Sonny Bono’s 1965 song “I Got You Babe” romanticized love without money. Young people all over the world with stars in their eyes and nothing in their pockets identified with the catchy tune. They were young, just starting out…. But you aren’t! Listen up.
Estelle is 72, a widow, with three grown children and a younger sister who are the beneficiaries of her Revocable Living Trust. After a long time living alone, Estelle is excited to experience romance. She is considering a marriage proposal. But she wonders what issues a new marriage would raise at this time in her life. This article addresses a few of the many legal effects that marriage has on older Floridians.
Effect of Marriage on the Home Estelle Owns
According to Florida law, if Estelle remarries she can’t leave her home to her children and sister if her spouse is still alive at her death. Instead, at the time of Estelle’s death, the new spouse gets to decide if:

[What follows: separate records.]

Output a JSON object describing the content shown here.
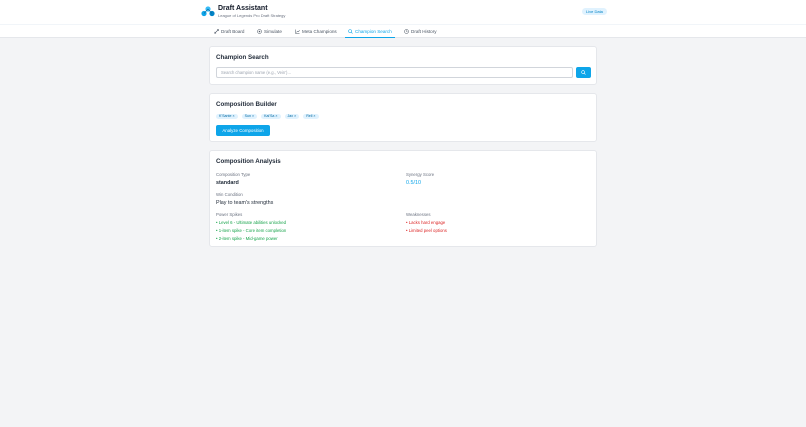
{
  "header": {
    "title": "Draft Assistant",
    "subtitle": "League of Legends Pro Draft Strategy",
    "patch": "Live Data"
  },
  "nav": {
    "tabs": [
      {
        "label": "Draft Board",
        "icon": "sword-icon",
        "active": false
      },
      {
        "label": "Simulate",
        "icon": "target-icon",
        "active": false
      },
      {
        "label": "Meta Champions",
        "icon": "chart-icon",
        "active": false
      },
      {
        "label": "Champion Search",
        "icon": "search-icon",
        "active": true
      },
      {
        "label": "Draft History",
        "icon": "history-icon",
        "active": false
      }
    ]
  },
  "search": {
    "title": "Champion Search",
    "placeholder": "Search champion name (e.g., Vein')..."
  },
  "builder": {
    "title": "Composition Builder",
    "chips": [
      "K'Sante",
      "Sun",
      "Kai'Sa",
      "Jax",
      "Rell"
    ],
    "remove_symbol": "×",
    "analyze_label": "Analyze Composition"
  },
  "analysis": {
    "title": "Composition Analysis",
    "type_label": "Composition Type",
    "type_value": "standard",
    "synergy_label": "Synergy Score",
    "synergy_value": "0.5/10",
    "win_label": "Win Condition",
    "win_value": "Play to team's strengths",
    "power_label": "Power Spikes",
    "power_spikes": [
      "• Level 6 - Ultimate abilities unlocked",
      "• 1-item spike - Core item completion",
      "• 2-item spike - Mid-game power"
    ],
    "weak_label": "Weaknesses",
    "weaknesses": [
      "• Lacks hard engage",
      "• Limited peel options"
    ]
  },
  "colors": {
    "accent": "#0ea5e9",
    "positive": "#16a34a",
    "negative": "#dc2626"
  }
}
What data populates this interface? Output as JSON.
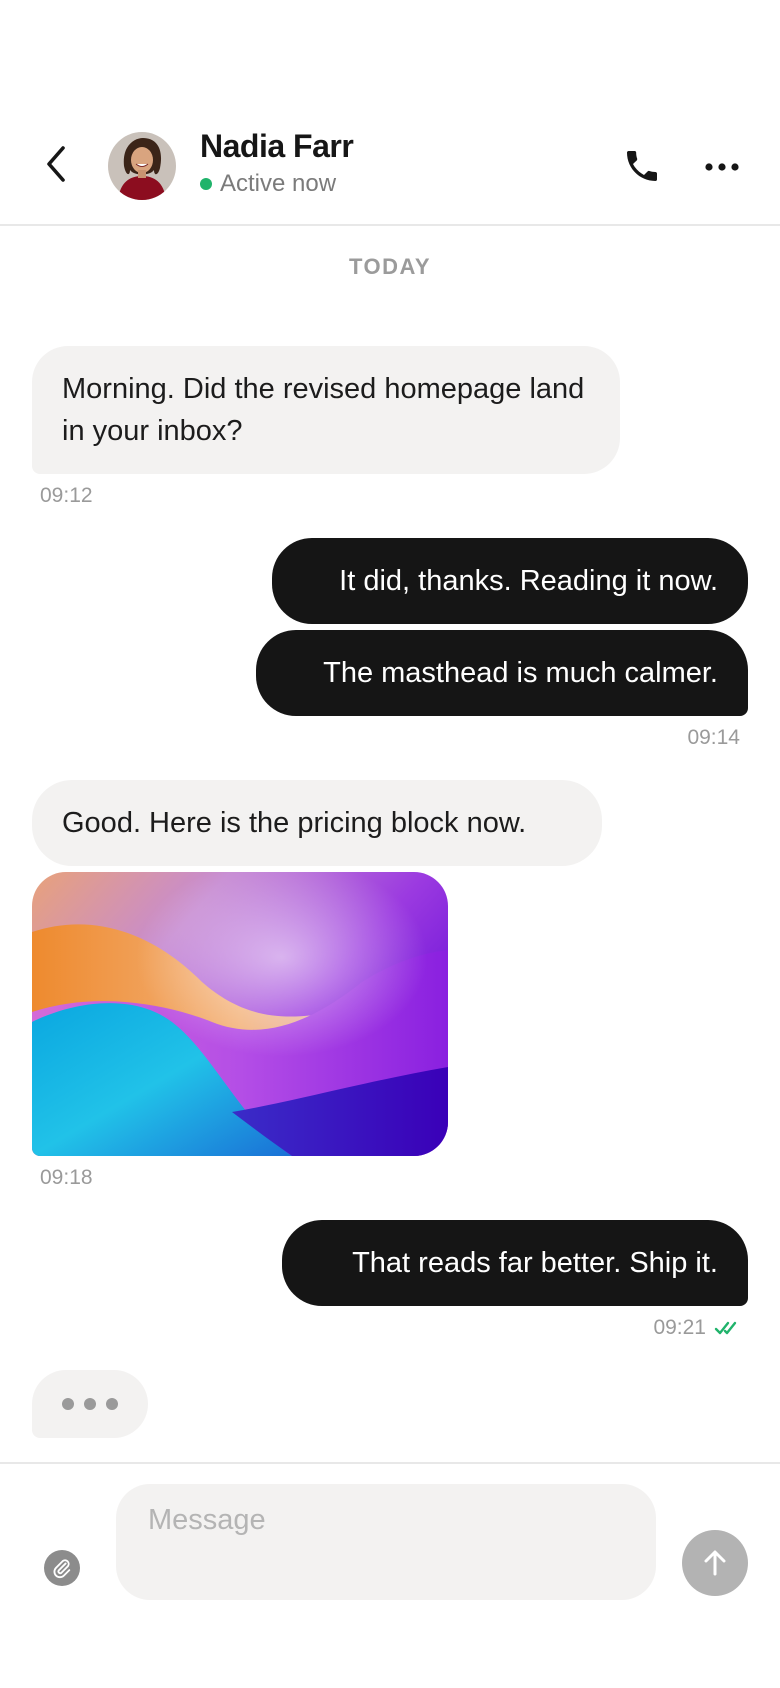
{
  "header": {
    "contact_name": "Nadia Farr",
    "presence": "Active now",
    "presence_color": "#20b36b",
    "icons": {
      "back": "chevron-left-icon",
      "call": "phone-icon",
      "more": "more-horizontal-icon"
    }
  },
  "conversation": {
    "date_label": "TODAY",
    "messages": [
      {
        "direction": "incoming",
        "text": "Morning. Did the revised homepage land in your inbox?",
        "time": "09:12"
      },
      {
        "direction": "outgoing",
        "text": "It did, thanks. Reading it now."
      },
      {
        "direction": "outgoing",
        "text": "The masthead is much calmer.",
        "time": "09:14"
      },
      {
        "direction": "incoming",
        "text": "Good. Here is the pricing block now."
      },
      {
        "direction": "incoming",
        "type": "image",
        "time": "09:18"
      },
      {
        "direction": "outgoing",
        "text": "That reads far better. Ship it.",
        "time": "09:21",
        "status": "read"
      }
    ],
    "typing_indicator": true
  },
  "composer": {
    "placeholder": "Message",
    "value": "",
    "icons": {
      "attach": "paperclip-icon",
      "send": "arrow-up-icon"
    }
  },
  "colors": {
    "incoming_bubble": "#f3f2f1",
    "outgoing_bubble": "#151515",
    "read_receipt": "#20b36b",
    "send_button": "#b3b3b3"
  }
}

- he will continue to live in the home for the rest of his life with the house then passing by law to Estelle’s children, but not Estelle’s sister, or
- he will sell the home and keep one-half of the proceeds, with the remaining proceeds going to Estelle’s descendants, but not Estelle’s sister. A valid prenuptial agreement can preserve Estelle’s estate plan.
Effect of Marriage on Estelle’s Long Term Care Planning
Veterans’ Long Term Care Benefits. If Estelle is the widow of a Veteran who served during war time, she would, upon remarriage, no longer be eligible to be considered by the Veterans Administration to receive a pension of $1,149 per month. This pension, referred to as Aid and Attendance, helps thousands of widows pay for care in assisted living facilities. But all potential benefits are cut off when the widow of the war time veteran remarries.
Medicaid Long Term Care Benefits. The average cost of care for one month in a Florida nursing home is $8,662. If Estelle’s new husband needs nursing care and applies for help from Medicaid, then Estelle’s own assets are considered along with her husband’s to determine whether he is eligible. Prenuptial agreements do not shield the healthy spouse’s assets from consideration in determining Medicaid eligibility.
However, a prenuptial agreement certainly would help Estelle leave the marriage with her assets if a “divorce” occurred.
Without a doubt, Medicaid eligibility planning is complex in second marriages. For example, Medicaid allows unlimited transfers of assets between spouses. But in a second marriage, where each spouse has different beneficiaries, it may be folly to transfer the sick spouse’s assets to the healthy spouse who then controls who ultimately inherits those assets.
Alimony is another serious issue. If Estelle’s new husband is paying alimony to his ex-spouse, Medicaid, despite the Court order of alimony, will not reduce his required nursing home payment by the amount he must pay his former wife each month. This can have the very unfortunate effect of forcing Estelle to pay the first wife’s alimony or alternatively, go back to court to attempt to reduce the alimony, eliminate the alimony, or provide a lump sum payment in lieu of further alimony.
Before you remarry, go to an attorney to understand how your current assets and plans would be affected. Prenuptial agreements can help you control what happens to your home and savings at your death or in the event of a divorce. But Medicaid and VA benefits are largely unaffected by these agreements.